U.S., Japan Agree to First Stage of Limited-Scope, Agricultural Trade Deal

U.S., Japan Agree to First Stage of Limited-Scope, Agricultural Trade Deal

President Trump and Japanese Prime Minister Shinzō Abe hosted on the sidelines of this week’s U.N. General Assembly a signing ceremony revolving around an initial trade agreement reportedly allowing for $7 billion of U.S. agricultural exports, including potential exports of U.S. ethanol, into the Japanese market. Media reports from earlier in the week noted ongoing difficulty to agree to a deal due to lingering U.S. threats to impose tariffs on imports of Japanese cars, while Japan sought commitment from the Trump Administration to not levy such tariffs. However, national press have reported this week that both sides have agreed to favorable terms, paving the way for increased trade between the world’s largest and third largest economies.

“Japan remains an important market for U.S. sorghum exports and, as Kansas is the largest sorghum producing state in the nation, we applaud the Administration for continuing to pursue expanded market access in Japan on behalf of Kansas agriculture,” said Kansas Grain Sorghum Producers Association Chairman Kent Winter.
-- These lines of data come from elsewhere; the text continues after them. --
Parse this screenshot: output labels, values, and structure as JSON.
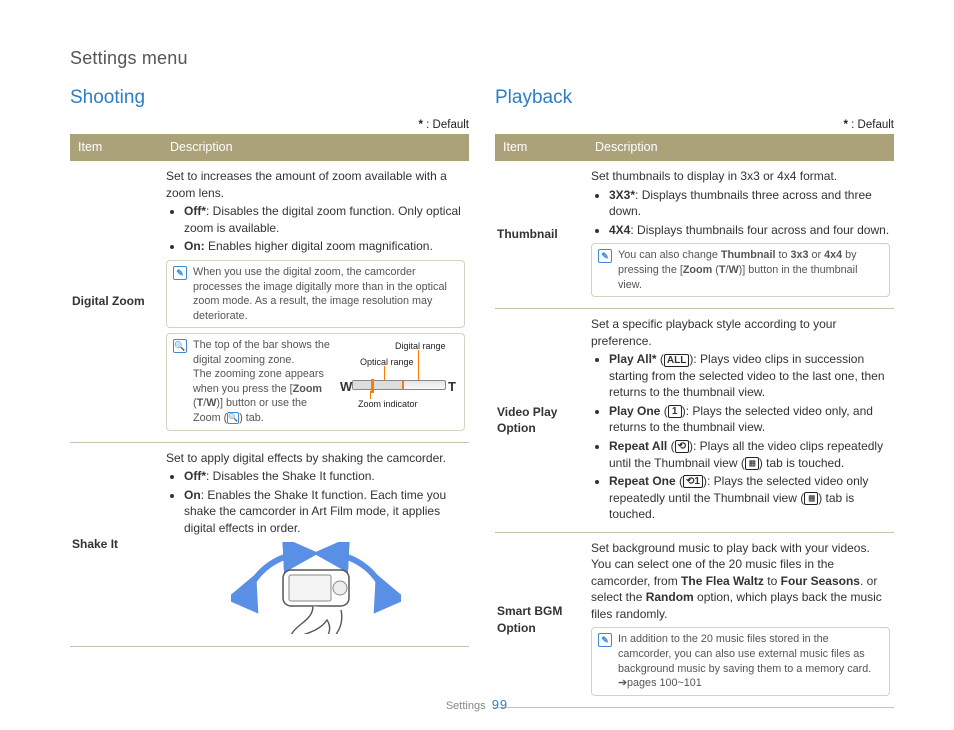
{
  "breadcrumb": "Settings menu",
  "footer_section": "Settings",
  "page_number": "99",
  "default_marker": "*",
  "default_label": " : Default",
  "tables": {
    "header_item": "Item",
    "header_desc": "Description"
  },
  "shooting": {
    "title": "Shooting",
    "rows": {
      "digital_zoom": {
        "name": "Digital Zoom",
        "lead": "Set to increases the amount of zoom available with a zoom lens.",
        "opt_off_label": "Off*",
        "opt_off_text": ": Disables the digital zoom function. Only optical zoom is available.",
        "opt_on_label": "On:",
        "opt_on_text": " Enables higher digital zoom magnification.",
        "note1": "When you use the digital zoom, the camcorder processes the image digitally more than in the optical zoom mode. As a result, the image resolution may deteriorate.",
        "note2_a": "The top of the bar shows the digital zooming zone.",
        "note2_b": "The zooming zone appears when you press the [",
        "note2_c": "Zoom",
        "note2_d": " (",
        "note2_e": "T",
        "note2_f": "/",
        "note2_g": "W",
        "note2_h": ")] button or use the Zoom (",
        "note2_i": ") tab.",
        "fig_digital": "Digital range",
        "fig_optical": "Optical range",
        "fig_zoomind": "Zoom indicator",
        "fig_W": "W",
        "fig_T": "T"
      },
      "shake_it": {
        "name": "Shake It",
        "lead": "Set to apply digital effects by shaking the camcorder.",
        "opt_off_label": "Off*",
        "opt_off_text": ": Disables the Shake It function.",
        "opt_on_label": "On",
        "opt_on_text": ": Enables the Shake It function. Each time you shake the camcorder in Art Film mode, it applies digital effects in order."
      }
    }
  },
  "playback": {
    "title": "Playback",
    "rows": {
      "thumbnail": {
        "name": "Thumbnail",
        "lead": "Set thumbnails to display in 3x3 or 4x4 format.",
        "opt1_label": "3X3*",
        "opt1_text": ": Displays thumbnails three across and three down.",
        "opt2_label": "4X4",
        "opt2_text": ": Displays thumbnails four across and four down.",
        "note_a": "You can also change ",
        "note_b": "Thumbnail",
        "note_c": " to ",
        "note_d": "3x3",
        "note_e": " or ",
        "note_f": "4x4",
        "note_g": " by pressing the [",
        "note_h": "Zoom",
        "note_i": " (",
        "note_j": "T",
        "note_k": "/",
        "note_l": "W",
        "note_m": ")] button in the thumbnail view."
      },
      "video_play": {
        "name": "Video Play Option",
        "lead": "Set a specific playback style according to your preference.",
        "opt1_label": "Play All*",
        "opt1_text": "): Plays video clips in succession starting from the selected video to the last one, then returns to the thumbnail view.",
        "opt2_label": "Play One",
        "opt2_text": "): Plays the selected video only, and returns to the thumbnail view.",
        "opt3_label": "Repeat All",
        "opt3_mid": "): Plays all the video clips repeatedly until the Thumbnail view (",
        "opt3_end": ") tab is touched.",
        "opt4_label": "Repeat One",
        "opt4_mid": "): Plays the selected video only repeatedly until the Thumbnail view (",
        "opt4_end": ") tab is touched.",
        "glyph_all": "ALL",
        "glyph_one": "1",
        "glyph_rall": "⟲",
        "glyph_rone": "⟲1",
        "glyph_thumb": "▦"
      },
      "smart_bgm": {
        "name": "Smart BGM Option",
        "text_a": "Set background music to play back with your videos. You can select one of the 20 music files in the camcorder, from ",
        "text_b": "The Flea Waltz",
        "text_c": " to ",
        "text_d": "Four Seasons",
        "text_e": ". or select the ",
        "text_f": "Random",
        "text_g": " option, which plays back the music files randomly.",
        "note": "In addition to the 20 music files stored in the camcorder, you can also use external music files as background music by saving them to a memory card. ➔pages 100~101"
      }
    }
  }
}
Earlier this summer, and in conjunction with United Sorghum Checkoff Program’s Export Sorghum event in Dallas, the Kansas Grain Sorghum Commission facilitated numerous international trade teams, including a Japanese delegation, hosted by sorghum farms, elevators, mills, and ethanol plants across the state in an effort to increase demand and expand market potential for Kansas sorghum producers. You can read more about that market initiative here.